The count reached 3-2 with two outs in the sixth inning, and Ricky Nolasco’s pitch count stood at 103, its highest level in nearly a year. As he looked at Tigers baserunners on first and second base and prepared to deliver another slider to Nick Castellanos, Nolasco knew he was quite likely delivering his final pitch of the day.
He was right. He wishes he wasn’t.
“It’s a bad feeling,” Nolasco said of that pitch, which hung letter-high until Castellanos bashed it into the left-field seats, turning a three-run lead into a tie score and eventually, inevitably, another Twins loss. “I feel like I was throwing the ball pretty good all day.”
If Castellanos had swung and missed that pitch, it would have gone down as more evidence of Nolasco’s resurgence. He gave up a double to Victor Martinez in the second inning that turned into a run on a Castellanos sacrifice fly, and a fluky run in the fifth when Anthony Gose’s deep fly to left with two outs bounced away from Eddie Rosario. That mishap ended up a triple, but the inning appeared over when Jose Iglesias cracked a one-hopper back to Nolasco. Instead, it glanced off the pitcher’s glove, allowing another run to score.
“That’s just the story of everything going on here right now. We’re not catching any breaks,” said Nolasco, who gave up eight hits and struck out four, with no walks. “Yeah, it’s frustrating just knowing how close things could have been to going the other way.”

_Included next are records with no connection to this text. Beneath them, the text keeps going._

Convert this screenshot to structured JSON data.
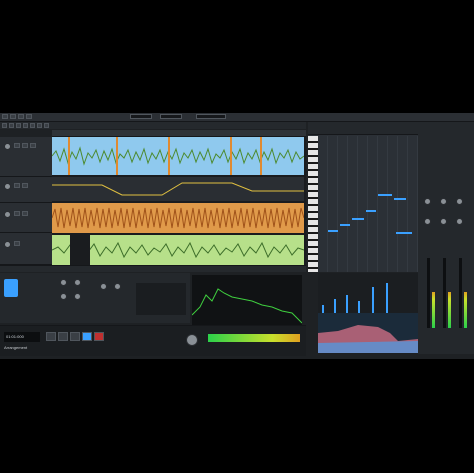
{
  "transport": {
    "time": "01:01:000",
    "mode_label": "Arrangement"
  },
  "colors": {
    "accent": "#3aa0ff",
    "audio_blue": "#8fc9ee",
    "audio_orange": "#e09a4a",
    "audio_green": "#b7e08a",
    "spectrum_green": "#3fcf3f"
  },
  "track_names": [
    "Audio 01",
    "Audio 02",
    "Audio 03",
    "Audio 04"
  ],
  "icons": {
    "play": "play-icon",
    "stop": "stop-icon",
    "record": "record-icon",
    "loop": "loop-icon"
  }
}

Never more so than in his final inning, though. He got J.D. Martinez on a foul pop, and struck out Miguel Cabrera. But Victor Martinez and Justin Upton singled, bringing up Castellanos, who had a fly ball and a pop-up so far. Nolasco stuck to his sharp-breaking slider on the third baseman, figuring he would miss eventually.

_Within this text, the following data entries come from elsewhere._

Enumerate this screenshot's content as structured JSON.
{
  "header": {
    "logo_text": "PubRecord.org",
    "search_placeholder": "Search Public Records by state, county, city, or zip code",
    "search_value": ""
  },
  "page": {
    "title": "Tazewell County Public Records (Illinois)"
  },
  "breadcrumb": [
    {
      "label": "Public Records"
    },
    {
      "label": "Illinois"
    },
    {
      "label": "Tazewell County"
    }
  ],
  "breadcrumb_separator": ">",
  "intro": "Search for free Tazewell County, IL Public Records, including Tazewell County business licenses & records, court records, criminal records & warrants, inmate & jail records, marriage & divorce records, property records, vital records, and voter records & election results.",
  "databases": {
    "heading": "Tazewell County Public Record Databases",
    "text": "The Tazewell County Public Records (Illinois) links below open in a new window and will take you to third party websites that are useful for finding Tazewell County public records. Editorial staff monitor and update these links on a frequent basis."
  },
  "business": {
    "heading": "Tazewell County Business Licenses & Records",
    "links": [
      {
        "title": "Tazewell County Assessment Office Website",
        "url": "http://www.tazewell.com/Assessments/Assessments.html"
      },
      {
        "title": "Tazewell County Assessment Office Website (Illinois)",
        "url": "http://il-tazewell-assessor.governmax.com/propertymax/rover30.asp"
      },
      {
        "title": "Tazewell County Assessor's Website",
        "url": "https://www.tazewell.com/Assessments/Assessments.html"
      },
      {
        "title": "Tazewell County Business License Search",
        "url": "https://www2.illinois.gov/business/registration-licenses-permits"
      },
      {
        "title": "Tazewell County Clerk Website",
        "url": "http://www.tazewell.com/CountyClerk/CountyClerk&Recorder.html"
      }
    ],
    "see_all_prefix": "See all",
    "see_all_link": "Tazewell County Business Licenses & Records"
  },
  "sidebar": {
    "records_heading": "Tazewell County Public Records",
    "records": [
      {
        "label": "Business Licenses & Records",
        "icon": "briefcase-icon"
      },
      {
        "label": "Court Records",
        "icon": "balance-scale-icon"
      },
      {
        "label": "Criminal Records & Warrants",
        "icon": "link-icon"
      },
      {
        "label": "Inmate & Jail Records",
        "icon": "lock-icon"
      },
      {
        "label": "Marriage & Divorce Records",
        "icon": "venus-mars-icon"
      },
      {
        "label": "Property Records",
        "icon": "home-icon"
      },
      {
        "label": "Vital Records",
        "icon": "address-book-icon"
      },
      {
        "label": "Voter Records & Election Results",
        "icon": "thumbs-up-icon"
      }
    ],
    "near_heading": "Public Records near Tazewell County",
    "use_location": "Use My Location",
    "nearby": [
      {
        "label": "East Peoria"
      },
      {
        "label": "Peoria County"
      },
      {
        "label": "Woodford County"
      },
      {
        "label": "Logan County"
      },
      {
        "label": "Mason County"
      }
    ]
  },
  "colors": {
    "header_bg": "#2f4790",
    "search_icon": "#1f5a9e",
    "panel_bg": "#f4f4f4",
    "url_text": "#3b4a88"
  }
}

“Threw some pretty good ones, [and] he fouled some good ones off,” Nolasco said. “It put me in the count 3-2, and my mentality was still to throw the really good one and not give in. … It just hung.”
Not for long, and in that moment, Nolasco’s season ERA jumped from 3.24 to 4.05. And his emotion went from satisfied to disappointed and angry. Nolasco blamed himself for the loss — and at the worst time, too.
“I think we needed that win today,” he said. “That one pitch that I gave up kind of messed everything up.”
Manager Paul Molitor agrees that the Twins need a win. His team’s mental health might depend on it.
“Sure I’m concerned about that. The game can beat you up,” Molitor said of his team’s emotional state. “Whether it’s individually or collectively, some guys are struggling and some guys are doing OK, and as a team we’re not doing very well. The responsibility falls to myself and our coaches to try to find a way to keep these guys’ outlook looking forward and not backward. It’s challenging at times when things aren’t going your way, but we have to find a way.”
Nolasco sounded confident that they will.
“You’ve got to keep going,” he said. “It’s a long season, you’ve got to hold your head up high. Keep playing and just keep going out there every day. It’ll change.”
• Ervin Santana will accompany the Twins on their weeklong road trip to Houston and Chicago and will throw a bullpen session on the trip in preparation for his return from the disabled list. Santana, out with a sore back since April 20, is eligible to return Friday. “He’s close,” General Manager Terry Ryan said. Kyle Gibson and Glen Perkins, however, will stay behind and rehab their injuries.
• The Twins’ late loss, after holding a 5-2 lead, extended a disturbing trend for them: They have trailed in 24 of their 25 games this year, the lone exception being their 8-1 victory over Milwaukee on April 21.